“The course gives students the knowledge and abilities to make informed decisions when responding to or assisting at the scene of a HazMat incident or terrorist attack involving weapons of mass destruction,” said Rhoads. “We want our students to be able to keep themselves, other responders, and the public safe from harm while responding to an incident.”

 

“If the responders become part of the problem, they are not part of the solution,” he added. “Our goal is to keep the responders safe at all cost.
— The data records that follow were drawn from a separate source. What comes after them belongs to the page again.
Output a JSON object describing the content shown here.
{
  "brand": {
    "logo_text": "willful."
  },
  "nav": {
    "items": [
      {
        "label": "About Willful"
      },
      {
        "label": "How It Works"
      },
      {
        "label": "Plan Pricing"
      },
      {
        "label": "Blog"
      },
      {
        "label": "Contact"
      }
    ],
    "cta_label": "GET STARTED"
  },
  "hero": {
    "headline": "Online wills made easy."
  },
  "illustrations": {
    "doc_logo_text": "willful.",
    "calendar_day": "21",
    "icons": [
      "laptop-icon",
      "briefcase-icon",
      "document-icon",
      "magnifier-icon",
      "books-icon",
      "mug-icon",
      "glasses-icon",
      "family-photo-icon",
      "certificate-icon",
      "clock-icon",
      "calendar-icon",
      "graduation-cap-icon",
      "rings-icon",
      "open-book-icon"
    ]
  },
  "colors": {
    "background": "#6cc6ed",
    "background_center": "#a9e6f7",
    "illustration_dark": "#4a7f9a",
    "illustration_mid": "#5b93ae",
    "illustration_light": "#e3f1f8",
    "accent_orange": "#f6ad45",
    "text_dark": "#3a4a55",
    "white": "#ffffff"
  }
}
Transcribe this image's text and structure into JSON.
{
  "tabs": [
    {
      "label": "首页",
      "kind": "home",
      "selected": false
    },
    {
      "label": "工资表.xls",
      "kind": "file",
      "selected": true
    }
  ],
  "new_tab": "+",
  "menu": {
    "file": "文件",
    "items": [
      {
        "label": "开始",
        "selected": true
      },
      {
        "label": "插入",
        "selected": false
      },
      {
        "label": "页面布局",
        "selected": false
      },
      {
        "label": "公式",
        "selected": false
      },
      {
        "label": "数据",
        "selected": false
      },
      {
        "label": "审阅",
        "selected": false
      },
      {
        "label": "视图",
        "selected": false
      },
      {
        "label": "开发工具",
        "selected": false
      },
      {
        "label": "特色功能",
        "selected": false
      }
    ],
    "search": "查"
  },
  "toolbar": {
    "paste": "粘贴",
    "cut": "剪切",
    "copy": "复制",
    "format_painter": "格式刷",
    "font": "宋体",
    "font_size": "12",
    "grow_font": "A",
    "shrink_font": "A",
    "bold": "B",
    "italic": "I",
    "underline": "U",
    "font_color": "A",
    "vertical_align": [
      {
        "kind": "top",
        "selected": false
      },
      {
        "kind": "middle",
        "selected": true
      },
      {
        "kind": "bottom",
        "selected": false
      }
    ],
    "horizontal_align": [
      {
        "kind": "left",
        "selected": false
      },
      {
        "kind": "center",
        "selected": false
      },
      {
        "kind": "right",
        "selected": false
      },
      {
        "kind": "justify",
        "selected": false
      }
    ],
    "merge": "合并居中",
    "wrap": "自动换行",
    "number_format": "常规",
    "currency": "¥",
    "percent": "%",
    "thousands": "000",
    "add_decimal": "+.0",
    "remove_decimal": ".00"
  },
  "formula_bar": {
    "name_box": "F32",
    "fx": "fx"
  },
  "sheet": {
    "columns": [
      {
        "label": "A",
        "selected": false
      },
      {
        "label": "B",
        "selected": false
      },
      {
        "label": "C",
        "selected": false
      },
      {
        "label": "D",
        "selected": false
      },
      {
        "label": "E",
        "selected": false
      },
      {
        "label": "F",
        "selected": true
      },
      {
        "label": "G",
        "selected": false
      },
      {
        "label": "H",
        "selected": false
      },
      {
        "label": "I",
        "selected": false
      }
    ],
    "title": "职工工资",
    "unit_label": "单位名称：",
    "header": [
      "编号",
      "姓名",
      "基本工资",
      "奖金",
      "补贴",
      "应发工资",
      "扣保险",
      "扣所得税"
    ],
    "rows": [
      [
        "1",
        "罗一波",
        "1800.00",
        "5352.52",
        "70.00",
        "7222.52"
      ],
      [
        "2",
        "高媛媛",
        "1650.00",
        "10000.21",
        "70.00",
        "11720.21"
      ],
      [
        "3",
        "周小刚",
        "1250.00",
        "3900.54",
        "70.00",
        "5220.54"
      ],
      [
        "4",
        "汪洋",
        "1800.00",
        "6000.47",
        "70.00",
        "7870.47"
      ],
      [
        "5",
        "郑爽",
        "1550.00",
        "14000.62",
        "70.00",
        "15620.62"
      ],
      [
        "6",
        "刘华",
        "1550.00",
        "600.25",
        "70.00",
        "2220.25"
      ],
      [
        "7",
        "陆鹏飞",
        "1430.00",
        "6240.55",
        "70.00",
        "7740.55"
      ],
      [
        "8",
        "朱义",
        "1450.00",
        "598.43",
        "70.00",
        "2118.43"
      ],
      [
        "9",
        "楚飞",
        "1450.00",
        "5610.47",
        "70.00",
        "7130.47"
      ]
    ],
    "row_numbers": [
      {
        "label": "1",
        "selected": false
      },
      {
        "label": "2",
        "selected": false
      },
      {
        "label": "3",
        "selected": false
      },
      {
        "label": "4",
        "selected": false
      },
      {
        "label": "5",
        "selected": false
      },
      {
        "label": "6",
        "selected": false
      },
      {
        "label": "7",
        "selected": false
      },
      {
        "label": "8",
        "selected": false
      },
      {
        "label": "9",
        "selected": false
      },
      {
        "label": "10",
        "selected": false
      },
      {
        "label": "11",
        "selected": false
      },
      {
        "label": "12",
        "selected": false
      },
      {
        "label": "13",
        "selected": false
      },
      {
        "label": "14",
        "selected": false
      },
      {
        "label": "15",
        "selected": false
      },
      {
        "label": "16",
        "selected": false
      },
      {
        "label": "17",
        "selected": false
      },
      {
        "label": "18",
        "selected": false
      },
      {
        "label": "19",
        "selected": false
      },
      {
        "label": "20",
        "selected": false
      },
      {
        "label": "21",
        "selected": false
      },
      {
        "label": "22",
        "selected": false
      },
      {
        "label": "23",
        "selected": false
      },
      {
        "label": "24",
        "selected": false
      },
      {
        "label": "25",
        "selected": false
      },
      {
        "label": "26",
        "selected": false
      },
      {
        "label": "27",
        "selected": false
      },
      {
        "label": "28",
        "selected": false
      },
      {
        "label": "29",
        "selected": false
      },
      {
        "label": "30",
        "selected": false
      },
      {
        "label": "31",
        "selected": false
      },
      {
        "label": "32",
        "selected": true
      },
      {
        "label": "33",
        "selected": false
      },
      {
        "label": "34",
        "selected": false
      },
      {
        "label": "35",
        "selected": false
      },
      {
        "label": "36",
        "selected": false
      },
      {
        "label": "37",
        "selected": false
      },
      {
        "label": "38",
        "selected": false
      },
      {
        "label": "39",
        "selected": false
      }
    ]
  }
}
They will not be able to assist anyone if they become injured or worse.

 

According to the NERRTC brochure, the Operational Level Response to HazMat/WMD Incidents curriculum was written to address “the unique personal protection challenges” of responding to a HazMat or WMD situation, which include environmental factors.

 

“The environment plays a major role in the effects of a chemical or agent release. For example, rain can affect the spill of a substance that is water reactive. Wind will move a vapor cloud,” Rhoades said. “Temperature is also a concern. Working in the chemical protective suits can place the wearer in a lot of stress due to the material the suits are constructed out of.”

 

The temperature is one item on a mental checklist of things that HazMat/WMD technicians must take into consideration. First responders are often thrust into situations where they must think on their feet and make decisions that could put themselves and their teams in danger.

 

“When working with HazMat or weapons of mass destruction, responders have to identify the chemical or agent involved, and choose the appropriate personal protective equipment that is suitable for the atmosphere” Rhoads said. “While operating at a terrorist attack, they must be aware of active shooters, explosive devices and additional attacks that may occur while they are mitigating an incident.”

 

Training ended with an opportunity for each member of the class to get some “suit time,” and an exercise during which the class assessed a simulated HazMat situation, responded and practiced the decontamination process.

 

The DEMA Training Branch supports the training needs of the Whole Community by facilitating local and tribal government requests for courses like Operational Level Response to HazMat/WMD Incident to Arizona.

 

Kathy Hassett, Training Coordinator at DEMA, said of all the courses designed by the Texas A&M Engineering Extension Service, the HazMat/WMD Incidents course is the most popular in Arizona, particularly with rural jurisdictions and tribes. The course is offered an average of five or six times a year at different locations around the state.

 

The NERRTC at Texas A&M University is one of seven nationally-recognized organizations that support the National Domestic Preparedness Consortium (NDPC) mission to “develop and deliver enhanced all-hazards training to prepare the nation.”

 

The other six NDPC facilities are the Center for Domestic Preparedness in Anniston, Ala.; the National Center for Biomedical Research and Training at Louisiana State University; the Center for Radiological/Nuclear Training at the Nevada National Security Site; the Energetic Materials Research and Testing Center at New Mexico Tech; the National Disaster Preparedness Training Center at University of Hawaii; and the Transportation Technology Center in Pueblo, Colo.

 

Funded by the U.S. Department of Homeland Security, the NERRTC offers training in incident management, health and medical services, critical infrastructure protection, HazMat and search and rescue, sports and special events management, executive leadership and management, and cybersecurity.